> **Instructions for the task**
Reproduce all of the records word for word, omitting the pictures.

> **Recorded data**
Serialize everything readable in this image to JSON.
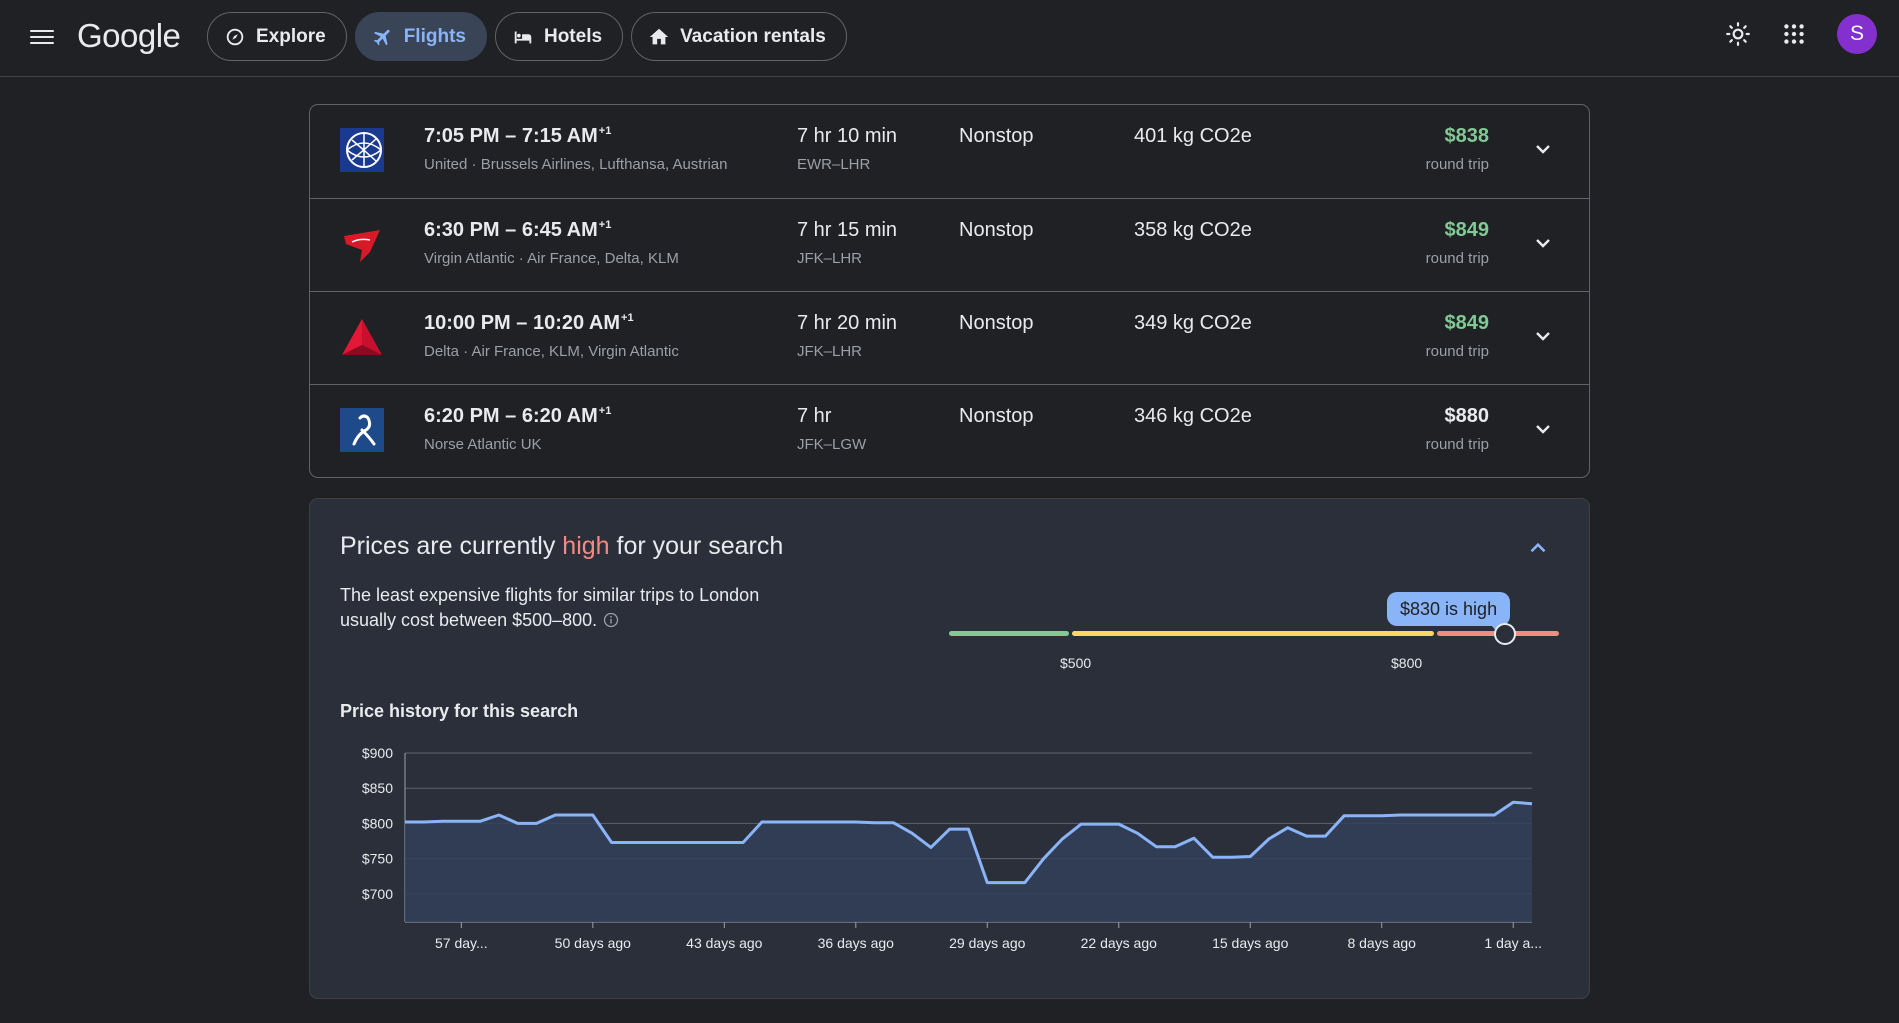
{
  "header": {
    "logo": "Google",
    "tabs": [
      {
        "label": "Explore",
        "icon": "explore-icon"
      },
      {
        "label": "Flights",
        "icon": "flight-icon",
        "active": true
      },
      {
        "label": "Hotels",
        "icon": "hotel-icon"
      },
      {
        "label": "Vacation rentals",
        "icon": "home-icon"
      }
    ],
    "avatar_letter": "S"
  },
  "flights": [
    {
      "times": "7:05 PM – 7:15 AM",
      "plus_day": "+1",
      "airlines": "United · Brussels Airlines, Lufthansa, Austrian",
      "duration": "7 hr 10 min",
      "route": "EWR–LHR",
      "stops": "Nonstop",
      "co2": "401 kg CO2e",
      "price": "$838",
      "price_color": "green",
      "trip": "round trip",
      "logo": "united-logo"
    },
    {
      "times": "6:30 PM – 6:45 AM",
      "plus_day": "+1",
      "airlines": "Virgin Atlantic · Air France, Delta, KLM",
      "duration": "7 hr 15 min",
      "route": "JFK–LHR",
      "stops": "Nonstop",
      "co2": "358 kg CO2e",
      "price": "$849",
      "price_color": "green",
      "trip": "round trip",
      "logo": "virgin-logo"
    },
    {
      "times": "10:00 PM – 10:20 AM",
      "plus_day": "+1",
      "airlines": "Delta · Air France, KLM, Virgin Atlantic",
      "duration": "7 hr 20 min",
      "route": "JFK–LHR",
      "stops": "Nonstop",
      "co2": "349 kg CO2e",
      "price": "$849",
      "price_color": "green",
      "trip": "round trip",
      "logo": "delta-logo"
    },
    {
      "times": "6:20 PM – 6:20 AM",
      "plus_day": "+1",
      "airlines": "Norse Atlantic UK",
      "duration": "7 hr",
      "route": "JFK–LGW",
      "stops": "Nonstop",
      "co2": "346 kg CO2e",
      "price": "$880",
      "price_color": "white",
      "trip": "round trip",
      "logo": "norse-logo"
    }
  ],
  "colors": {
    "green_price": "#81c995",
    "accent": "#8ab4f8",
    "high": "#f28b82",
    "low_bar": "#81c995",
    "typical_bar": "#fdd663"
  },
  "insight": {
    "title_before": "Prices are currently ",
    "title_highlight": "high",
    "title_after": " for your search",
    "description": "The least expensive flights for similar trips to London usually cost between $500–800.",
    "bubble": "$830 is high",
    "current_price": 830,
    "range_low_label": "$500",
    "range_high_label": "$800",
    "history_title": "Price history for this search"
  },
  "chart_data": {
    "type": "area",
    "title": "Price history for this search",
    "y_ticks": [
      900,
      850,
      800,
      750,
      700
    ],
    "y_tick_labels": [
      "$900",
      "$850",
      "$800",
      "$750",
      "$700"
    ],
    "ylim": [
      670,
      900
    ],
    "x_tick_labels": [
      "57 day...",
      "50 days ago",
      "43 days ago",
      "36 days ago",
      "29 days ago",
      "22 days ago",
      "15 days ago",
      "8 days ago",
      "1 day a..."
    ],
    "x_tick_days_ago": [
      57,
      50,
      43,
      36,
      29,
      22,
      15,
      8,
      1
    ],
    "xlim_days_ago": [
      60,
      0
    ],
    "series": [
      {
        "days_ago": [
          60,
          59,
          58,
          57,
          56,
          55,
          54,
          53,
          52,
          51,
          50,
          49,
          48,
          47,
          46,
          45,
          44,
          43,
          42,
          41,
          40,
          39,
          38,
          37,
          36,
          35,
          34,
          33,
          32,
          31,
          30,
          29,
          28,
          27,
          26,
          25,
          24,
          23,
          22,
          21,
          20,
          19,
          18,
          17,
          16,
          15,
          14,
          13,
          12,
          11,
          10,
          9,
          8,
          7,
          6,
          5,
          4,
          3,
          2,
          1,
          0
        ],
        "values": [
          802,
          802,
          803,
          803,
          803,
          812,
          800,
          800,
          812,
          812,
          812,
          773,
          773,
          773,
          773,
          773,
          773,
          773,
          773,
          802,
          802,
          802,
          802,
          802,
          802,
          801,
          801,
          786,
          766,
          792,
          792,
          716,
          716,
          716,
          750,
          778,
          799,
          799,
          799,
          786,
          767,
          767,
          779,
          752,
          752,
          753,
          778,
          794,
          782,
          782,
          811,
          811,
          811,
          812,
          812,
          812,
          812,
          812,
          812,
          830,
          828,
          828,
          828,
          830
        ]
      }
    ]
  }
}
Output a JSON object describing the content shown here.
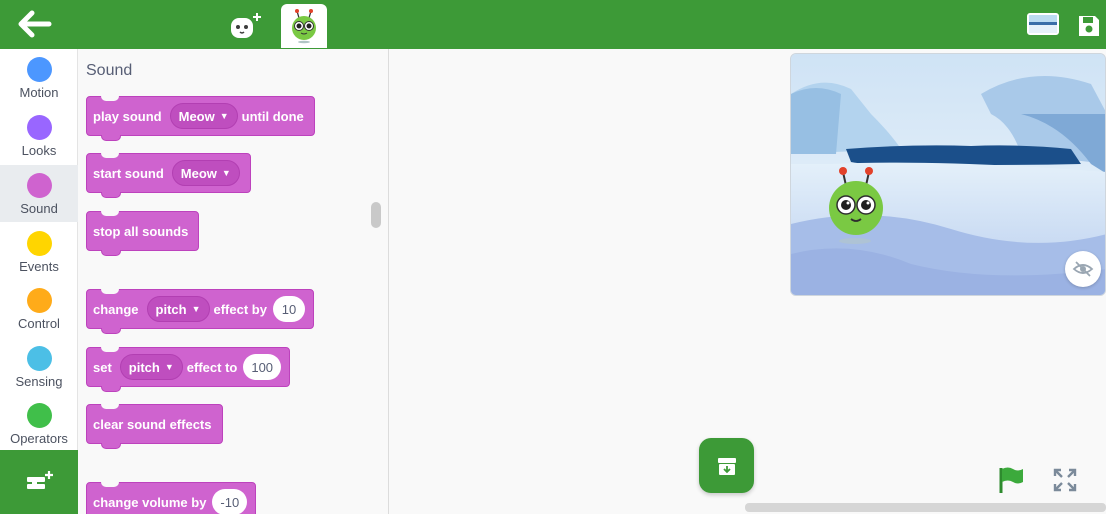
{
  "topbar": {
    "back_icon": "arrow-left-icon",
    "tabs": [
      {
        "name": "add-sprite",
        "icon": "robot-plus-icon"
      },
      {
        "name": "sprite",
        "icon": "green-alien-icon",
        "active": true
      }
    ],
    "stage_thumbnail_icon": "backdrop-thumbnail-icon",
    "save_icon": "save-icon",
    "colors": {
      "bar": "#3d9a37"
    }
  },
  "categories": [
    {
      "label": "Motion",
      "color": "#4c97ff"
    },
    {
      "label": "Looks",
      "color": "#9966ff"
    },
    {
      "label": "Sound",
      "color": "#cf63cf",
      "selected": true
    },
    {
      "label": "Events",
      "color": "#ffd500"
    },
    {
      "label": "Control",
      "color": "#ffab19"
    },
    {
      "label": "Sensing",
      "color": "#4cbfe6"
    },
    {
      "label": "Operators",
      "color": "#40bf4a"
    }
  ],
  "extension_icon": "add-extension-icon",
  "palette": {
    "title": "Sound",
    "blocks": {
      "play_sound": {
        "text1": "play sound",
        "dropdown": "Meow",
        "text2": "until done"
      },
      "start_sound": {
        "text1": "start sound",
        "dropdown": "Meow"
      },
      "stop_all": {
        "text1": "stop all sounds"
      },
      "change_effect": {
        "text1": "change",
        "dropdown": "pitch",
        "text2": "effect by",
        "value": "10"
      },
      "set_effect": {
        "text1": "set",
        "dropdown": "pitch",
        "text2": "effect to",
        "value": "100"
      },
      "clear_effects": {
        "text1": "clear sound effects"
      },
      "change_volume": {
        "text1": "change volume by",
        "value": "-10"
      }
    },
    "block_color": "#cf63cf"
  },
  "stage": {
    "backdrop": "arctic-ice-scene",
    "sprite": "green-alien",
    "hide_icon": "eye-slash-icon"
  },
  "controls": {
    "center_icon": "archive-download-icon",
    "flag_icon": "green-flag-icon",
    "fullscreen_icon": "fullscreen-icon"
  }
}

> **Task output**
Serialize everything readable in this image to JSON.
{
  "header": {
    "logo": "Google",
    "tabs": [
      {
        "label": "Explore",
        "icon": "explore-icon"
      },
      {
        "label": "Flights",
        "icon": "flight-icon",
        "active": true
      },
      {
        "label": "Hotels",
        "icon": "hotel-icon"
      },
      {
        "label": "Vacation rentals",
        "icon": "home-icon"
      }
    ],
    "avatar_letter": "S"
  },
  "flights": [
    {
      "times": "7:05 PM – 7:15 AM",
      "plus_day": "+1",
      "airlines": "United · Brussels Airlines, Lufthansa, Austrian",
      "duration": "7 hr 10 min",
      "route": "EWR–LHR",
      "stops": "Nonstop",
      "co2": "401 kg CO2e",
      "price": "$838",
      "price_color": "green",
      "trip": "round trip",
      "logo": "united-logo"
    },
    {
      "times": "6:30 PM – 6:45 AM",
      "plus_day": "+1",
      "airlines": "Virgin Atlantic · Air France, Delta, KLM",
      "duration": "7 hr 15 min",
      "route": "JFK–LHR",
      "stops": "Nonstop",
      "co2": "358 kg CO2e",
      "price": "$849",
      "price_color": "green",
      "trip": "round trip",
      "logo": "virgin-logo"
    },
    {
      "times": "10:00 PM – 10:20 AM",
      "plus_day": "+1",
      "airlines": "Delta · Air France, KLM, Virgin Atlantic",
      "duration": "7 hr 20 min",
      "route": "JFK–LHR",
      "stops": "Nonstop",
      "co2": "349 kg CO2e",
      "price": "$849",
      "price_color": "green",
      "trip": "round trip",
      "logo": "delta-logo"
    },
    {
      "times": "6:20 PM – 6:20 AM",
      "plus_day": "+1",
      "airlines": "Norse Atlantic UK",
      "duration": "7 hr",
      "route": "JFK–LGW",
      "stops": "Nonstop",
      "co2": "346 kg CO2e",
      "price": "$880",
      "price_color": "white",
      "trip": "round trip",
      "logo": "norse-logo"
    }
  ],
  "colors": {
    "green_price": "#81c995",
    "accent": "#8ab4f8",
    "high": "#f28b82",
    "low_bar": "#81c995",
    "typical_bar": "#fdd663"
  },
  "insight": {
    "title_before": "Prices are currently ",
    "title_highlight": "high",
    "title_after": " for your search",
    "description": "The least expensive flights for similar trips to London usually cost between $500–800.",
    "bubble": "$830 is high",
    "current_price": 830,
    "range_low_label": "$500",
    "range_high_label": "$800",
    "history_title": "Price history for this search"
  },
  "chart_data": {
    "type": "area",
    "title": "Price history for this search",
    "y_ticks": [
      900,
      850,
      800,
      750,
      700
    ],
    "y_tick_labels": [
      "$900",
      "$850",
      "$800",
      "$750",
      "$700"
    ],
    "ylim": [
      670,
      900
    ],
    "x_tick_labels": [
      "57 day...",
      "50 days ago",
      "43 days ago",
      "36 days ago",
      "29 days ago",
      "22 days ago",
      "15 days ago",
      "8 days ago",
      "1 day a..."
    ],
    "x_tick_days_ago": [
      57,
      50,
      43,
      36,
      29,
      22,
      15,
      8,
      1
    ],
    "xlim_days_ago": [
      60,
      0
    ],
    "series": [
      {
        "days_ago": [
          60,
          59,
          58,
          57,
          56,
          55,
          54,
          53,
          52,
          51,
          50,
          49,
          48,
          47,
          46,
          45,
          44,
          43,
          42,
          41,
          40,
          39,
          38,
          37,
          36,
          35,
          34,
          33,
          32,
          31,
          30,
          29,
          28,
          27,
          26,
          25,
          24,
          23,
          22,
          21,
          20,
          19,
          18,
          17,
          16,
          15,
          14,
          13,
          12,
          11,
          10,
          9,
          8,
          7,
          6,
          5,
          4,
          3,
          2,
          1,
          0
        ],
        "values": [
          802,
          802,
          803,
          803,
          803,
          812,
          800,
          800,
          812,
          812,
          812,
          773,
          773,
          773,
          773,
          773,
          773,
          773,
          773,
          802,
          802,
          802,
          802,
          802,
          802,
          801,
          801,
          786,
          766,
          792,
          792,
          716,
          716,
          716,
          750,
          778,
          799,
          799,
          799,
          786,
          767,
          767,
          779,
          752,
          752,
          753,
          778,
          794,
          782,
          782,
          811,
          811,
          811,
          812,
          812,
          812,
          812,
          812,
          812,
          830,
          828,
          828,
          828,
          830
        ]
      }
    ]
  }
}
Output a JSON object describing the content shown here.
{
  "topbar": {
    "back_icon": "arrow-left-icon",
    "tabs": [
      {
        "name": "add-sprite",
        "icon": "robot-plus-icon"
      },
      {
        "name": "sprite",
        "icon": "green-alien-icon",
        "active": true
      }
    ],
    "stage_thumbnail_icon": "backdrop-thumbnail-icon",
    "save_icon": "save-icon",
    "colors": {
      "bar": "#3d9a37"
    }
  },
  "categories": [
    {
      "label": "Motion",
      "color": "#4c97ff"
    },
    {
      "label": "Looks",
      "color": "#9966ff"
    },
    {
      "label": "Sound",
      "color": "#cf63cf",
      "selected": true
    },
    {
      "label": "Events",
      "color": "#ffd500"
    },
    {
      "label": "Control",
      "color": "#ffab19"
    },
    {
      "label": "Sensing",
      "color": "#4cbfe6"
    },
    {
      "label": "Operators",
      "color": "#40bf4a"
    }
  ],
  "extension_icon": "add-extension-icon",
  "palette": {
    "title": "Sound",
    "blocks": {
      "play_sound": {
        "text1": "play sound",
        "dropdown": "Meow",
        "text2": "until done"
      },
      "start_sound": {
        "text1": "start sound",
        "dropdown": "Meow"
      },
      "stop_all": {
        "text1": "stop all sounds"
      },
      "change_effect": {
        "text1": "change",
        "dropdown": "pitch",
        "text2": "effect by",
        "value": "10"
      },
      "set_effect": {
        "text1": "set",
        "dropdown": "pitch",
        "text2": "effect to",
        "value": "100"
      },
      "clear_effects": {
        "text1": "clear sound effects"
      },
      "change_volume": {
        "text1": "change volume by",
        "value": "-10"
      }
    },
    "block_color": "#cf63cf"
  },
  "stage": {
    "backdrop": "arctic-ice-scene",
    "sprite": "green-alien",
    "hide_icon": "eye-slash-icon"
  },
  "controls": {
    "center_icon": "archive-download-icon",
    "flag_icon": "green-flag-icon",
    "fullscreen_icon": "fullscreen-icon"
  }
}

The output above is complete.